Emit only the lines from the line containing "Decode this image" through the last line of the entries, unchanged.

[App and web page records]
+--

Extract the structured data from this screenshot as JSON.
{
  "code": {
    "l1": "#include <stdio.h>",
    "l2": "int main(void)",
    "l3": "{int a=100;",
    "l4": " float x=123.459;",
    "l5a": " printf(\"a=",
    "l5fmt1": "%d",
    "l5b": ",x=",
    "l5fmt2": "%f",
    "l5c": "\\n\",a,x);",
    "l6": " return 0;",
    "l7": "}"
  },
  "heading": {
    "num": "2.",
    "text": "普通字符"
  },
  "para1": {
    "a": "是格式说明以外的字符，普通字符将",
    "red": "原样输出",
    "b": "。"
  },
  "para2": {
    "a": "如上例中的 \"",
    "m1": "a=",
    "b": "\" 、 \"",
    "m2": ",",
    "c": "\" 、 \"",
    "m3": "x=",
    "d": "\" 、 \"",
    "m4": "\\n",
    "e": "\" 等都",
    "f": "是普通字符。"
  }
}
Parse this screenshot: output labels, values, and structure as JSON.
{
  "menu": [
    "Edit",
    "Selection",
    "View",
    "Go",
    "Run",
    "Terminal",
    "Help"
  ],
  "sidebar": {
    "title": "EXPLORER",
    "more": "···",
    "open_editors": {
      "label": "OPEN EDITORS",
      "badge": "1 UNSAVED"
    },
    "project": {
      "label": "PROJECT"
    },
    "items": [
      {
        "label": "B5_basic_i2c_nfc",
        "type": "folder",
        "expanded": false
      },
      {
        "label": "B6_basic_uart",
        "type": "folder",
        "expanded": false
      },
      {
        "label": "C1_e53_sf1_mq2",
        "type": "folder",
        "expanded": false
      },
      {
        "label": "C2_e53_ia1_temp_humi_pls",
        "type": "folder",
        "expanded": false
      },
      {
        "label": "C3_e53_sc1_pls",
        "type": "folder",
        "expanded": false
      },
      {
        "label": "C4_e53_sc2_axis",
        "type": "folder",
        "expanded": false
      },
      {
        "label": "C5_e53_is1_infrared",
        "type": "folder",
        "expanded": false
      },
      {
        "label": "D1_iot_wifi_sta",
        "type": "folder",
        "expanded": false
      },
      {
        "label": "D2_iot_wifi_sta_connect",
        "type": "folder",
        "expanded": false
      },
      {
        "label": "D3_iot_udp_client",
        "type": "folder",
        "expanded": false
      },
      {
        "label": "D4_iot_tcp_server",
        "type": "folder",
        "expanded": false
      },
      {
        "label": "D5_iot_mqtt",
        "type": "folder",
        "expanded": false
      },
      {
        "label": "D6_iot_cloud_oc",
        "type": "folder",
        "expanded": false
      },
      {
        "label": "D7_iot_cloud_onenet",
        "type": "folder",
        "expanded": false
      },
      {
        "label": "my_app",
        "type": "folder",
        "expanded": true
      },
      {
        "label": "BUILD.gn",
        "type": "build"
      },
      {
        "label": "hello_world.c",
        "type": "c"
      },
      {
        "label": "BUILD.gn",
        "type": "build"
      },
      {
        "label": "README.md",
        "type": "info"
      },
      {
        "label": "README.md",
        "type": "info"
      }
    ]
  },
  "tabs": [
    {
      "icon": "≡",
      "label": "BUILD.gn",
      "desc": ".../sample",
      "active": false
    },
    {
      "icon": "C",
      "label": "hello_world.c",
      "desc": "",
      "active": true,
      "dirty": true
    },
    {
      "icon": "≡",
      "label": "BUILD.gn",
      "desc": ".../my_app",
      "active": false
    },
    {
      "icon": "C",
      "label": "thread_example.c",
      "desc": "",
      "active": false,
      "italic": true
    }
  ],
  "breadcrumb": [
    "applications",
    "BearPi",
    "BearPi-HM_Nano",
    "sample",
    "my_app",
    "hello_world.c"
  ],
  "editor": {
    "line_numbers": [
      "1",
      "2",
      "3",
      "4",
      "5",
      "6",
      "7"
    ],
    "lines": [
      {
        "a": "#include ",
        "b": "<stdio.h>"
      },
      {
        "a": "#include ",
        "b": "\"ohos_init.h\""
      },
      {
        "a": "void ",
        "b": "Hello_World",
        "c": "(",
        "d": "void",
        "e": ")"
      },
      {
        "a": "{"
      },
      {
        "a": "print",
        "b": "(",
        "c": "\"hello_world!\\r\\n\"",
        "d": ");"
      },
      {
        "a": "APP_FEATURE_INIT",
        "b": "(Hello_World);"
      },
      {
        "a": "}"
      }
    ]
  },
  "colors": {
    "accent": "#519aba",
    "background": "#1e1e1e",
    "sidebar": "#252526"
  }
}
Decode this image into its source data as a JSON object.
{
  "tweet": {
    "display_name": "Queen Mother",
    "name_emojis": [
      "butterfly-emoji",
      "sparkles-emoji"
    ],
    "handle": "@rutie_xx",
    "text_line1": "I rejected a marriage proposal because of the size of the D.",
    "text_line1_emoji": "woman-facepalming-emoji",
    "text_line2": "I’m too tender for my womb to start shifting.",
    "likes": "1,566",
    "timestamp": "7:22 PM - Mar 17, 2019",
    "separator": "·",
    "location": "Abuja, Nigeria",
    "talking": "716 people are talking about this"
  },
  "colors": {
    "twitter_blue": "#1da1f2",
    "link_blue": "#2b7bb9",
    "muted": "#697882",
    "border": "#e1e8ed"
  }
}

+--

Expected output:
Decode this image into its source data as a JSON object.
{
  "tweet": {
    "display_name": "Queen Mother",
    "name_emojis": [
      "butterfly-emoji",
      "sparkles-emoji"
    ],
    "handle": "@rutie_xx",
    "text_line1": "I rejected a marriage proposal because of the size of the D.",
    "text_line1_emoji": "woman-facepalming-emoji",
    "text_line2": "I’m too tender for my womb to start shifting.",
    "likes": "1,566",
    "timestamp": "7:22 PM - Mar 17, 2019",
    "separator": "·",
    "location": "Abuja, Nigeria",
    "talking": "716 people are talking about this"
  },
  "colors": {
    "twitter_blue": "#1da1f2",
    "link_blue": "#2b7bb9",
    "muted": "#697882",
    "border": "#e1e8ed"
  }
}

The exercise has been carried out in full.